Jörð

Frae Wikipedia
Lowp tae: navigation, rake
A statue depictin Jörð as a matriarchal figur

In Norse meethologie, Jörð (Icelandic "yird", pronooncit [ˈjörð] or "yurd" an frae Auld Norse jǫrð, pronooncit [ˈjɔrð], sometimes Anglicisit as Jord or Jorth; cried Jarð an aw, jɑrð as in Auld East Norse), is a female jötunn. She is the mither o Thor an the personification o the Yird. Fjörgyn an Hlóðyn are considered tae be ither names for Jörð. Jörð is reckoned a goddess, like ither jötnar who coupled wi the gods.[1] Jörð's name appears in skaldic poetry baith as a poetic term for the laund an in kennins for Thor.

Etymologie[eedit | eedit soorce]

Jörð is the common wird for yird in Auld Norse, as are the wird's stryndants in the modren Scandinavie leids; Icelandic jörð, Faroese jørð, Dens, Swadish an Norwegian jord. It is cognate tae Inglis "earth" throu Auld Inglis eorðe.[2]

Attestations[eedit | eedit soorce]

Gylfaginning[eedit | eedit soorce]

In Gylfaginning, the first pairt o the Prose Edda, Jörð is describit as ane o Odin's concubines an the mither o Thor. She is "coontit amang the ásynjar (goddesses)" an is the dochter o Annar an Nótt an hauf-sister o Auðr an Dagr.[3][4]

Housomeivver, scholar Haukur Thorgeirsson points oot that the fower manuscripts o Gylfaginning vary in their descriptions o the faimily relations atween Nótt, Jörð, Dagr, an Dellingr. In ither wirds, dependin on the manuscript, either Jörð or Nótt is the mither of Dagr an pairtner o Dellingr. Haukur details that "the auldest manuscript, U, affers a version whaur Jǫrð is the wife o Dellingr an the mither o Dagr while the ither manuscripts, R, W an T, cast Nótt in the role o Dellingr's wife an Dagr's mither", an argues that "the version in U came aboot accidentally whan the writer o U or its antecedent shortened a text similar tae that in RWT. The results o this accident made their wey intae the Icelandic poetic tradeetion".[5]
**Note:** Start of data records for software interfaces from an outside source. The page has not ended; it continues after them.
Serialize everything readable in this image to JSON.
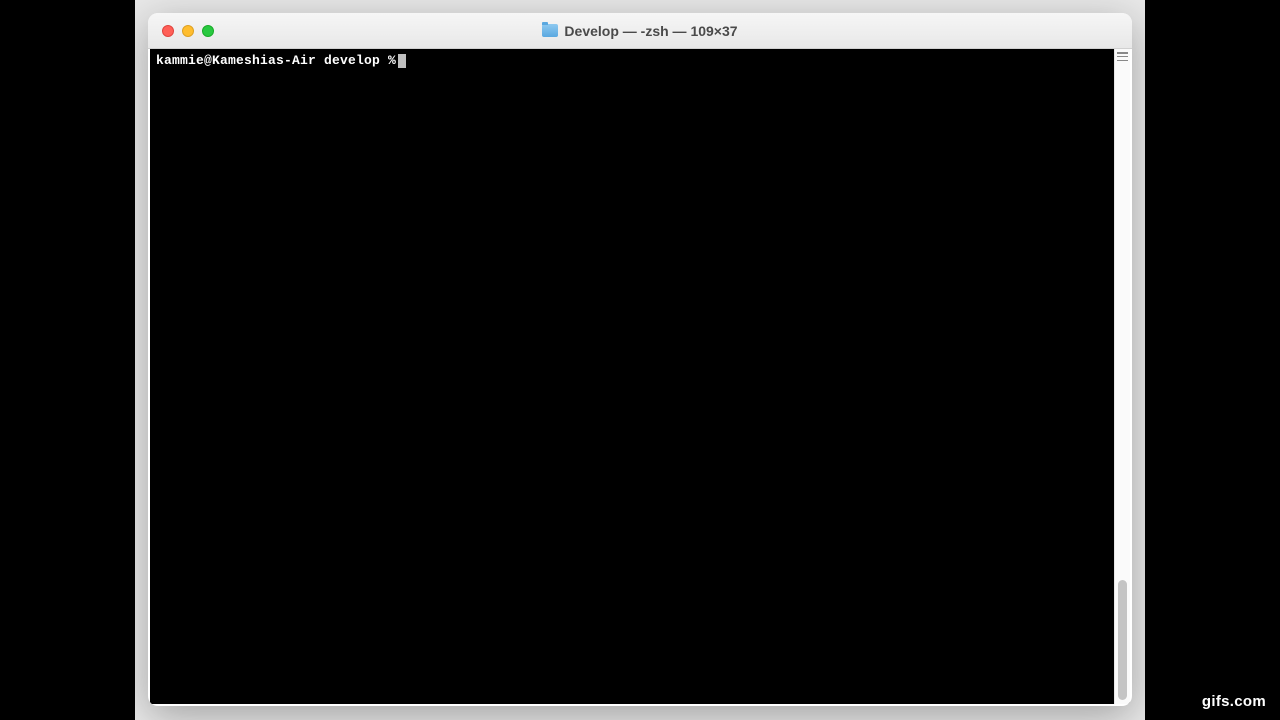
{
  "window": {
    "title": "Develop — -zsh — 109×37",
    "folder_icon": "folder-icon"
  },
  "traffic_lights": {
    "close": "close",
    "minimize": "minimize",
    "maximize": "maximize"
  },
  "terminal": {
    "prompt": "kammie@Kameshias-Air develop %",
    "input": ""
  },
  "watermark": "gifs.com"
}
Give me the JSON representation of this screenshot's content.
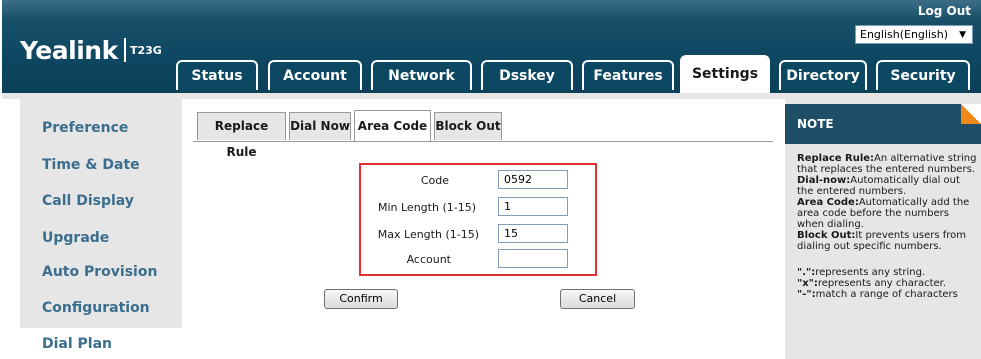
{
  "header": {
    "logo": "Yealink",
    "model": "T23G",
    "logout": "Log Out",
    "language": "English(English)"
  },
  "nav": {
    "tabs": [
      {
        "label": "Status"
      },
      {
        "label": "Account"
      },
      {
        "label": "Network"
      },
      {
        "label": "Dsskey"
      },
      {
        "label": "Features"
      },
      {
        "label": "Settings",
        "active": true
      },
      {
        "label": "Directory"
      },
      {
        "label": "Security"
      }
    ]
  },
  "sidebar": {
    "items": [
      {
        "label": "Preference"
      },
      {
        "label": "Time & Date"
      },
      {
        "label": "Call Display"
      },
      {
        "label": "Upgrade"
      },
      {
        "label": "Auto Provision"
      },
      {
        "label": "Configuration"
      },
      {
        "label": "Dial Plan",
        "active": true
      }
    ]
  },
  "subtabs": [
    {
      "label": "Replace Rule"
    },
    {
      "label": "Dial Now"
    },
    {
      "label": "Area Code",
      "active": true
    },
    {
      "label": "Block Out"
    }
  ],
  "form": {
    "code": {
      "label": "Code",
      "value": "0592"
    },
    "min_length": {
      "label": "Min Length (1-15)",
      "value": "1"
    },
    "max_length": {
      "label": "Max Length (1-15)",
      "value": "15"
    },
    "account": {
      "label": "Account",
      "value": ""
    }
  },
  "buttons": {
    "confirm": "Confirm",
    "cancel": "Cancel"
  },
  "note": {
    "title": "NOTE",
    "replace_rule_key": "Replace Rule:",
    "replace_rule_text": "An alternative string that replaces the entered numbers.",
    "dial_now_key": "Dial-now:",
    "dial_now_text": "Automatically dial out the entered numbers.",
    "area_code_key": "Area Code:",
    "area_code_text": "Automatically add the area code before the numbers when dialing.",
    "block_out_key": "Block Out:",
    "block_out_text": "It prevents users from dialing out specific numbers.",
    "dot_key": "\".\":",
    "dot_text": "represents any string.",
    "x_key": "\"x\":",
    "x_text": "represents any character.",
    "dash_key": "\"-\":",
    "dash_text": "match a range of characters"
  },
  "colors": {
    "header_bg": "#0e4761",
    "sidebar_text": "#3b6d8d",
    "form_border": "#e03030",
    "note_head": "#1f4f67",
    "note_accent": "#ef8a1a"
  }
}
Skáldskaparmál[eedit | eedit soorce]

In Snorri Sturluson's Skáldskaparmál, Jörð (as the personifee'd yird) is cried the rival o Odin's wife Frigg an his ither giantess concubines, Rindr an Gunnlöd, the mither-in-law o Sif, Thor's wife, dochter o Nótt, an sister o Auðr an Dagr.[4][6]

Poetic Edda[eedit | eedit soorce]

In Lokasenna, Thor is cried Jarðar burr ("son o Jörð").[7][8]

In the same verse in Völuspá, he is referred tae as mǫgr Hlóðyniar an Fjǫrgyniar burr (bairn o Hlóðyn, Fjörgyn's bairn).[9][10] The itherwise unkent Hlóðyn wis tharefore anither name o Jörð.[11] She is uisually thocht tae be identical wi Hludana, tae whom Roman votive tablets hae been foond on the Lawer Rhine.[12]

Notes[eedit | eedit soorce]

  1. Orchard (1997:98).
  2. "Earth" in Online Etymology Dictionary.
  3. Gylfaginning 10, 36.
  4. 4.0 4.1 Lindow (2001:205).
  5. Haukur (2008:159—168).
  6. Skáldskaparmál 33 (24).
  7. Lokasenna 58.
  8. In Hárbarðsljóð 9, Thor caws hissel son o Odin an brither o Meili, who tharefore mey be Jörð's son an aw.
  9. Völuspá 53 (56).
  10. Dronke (1997:22).
  11. Lindow (2001:206).
  12. Dronke (1997:150).

References[eedit | eedit soorce]

Template:Norse cosmology Template:Norse mythology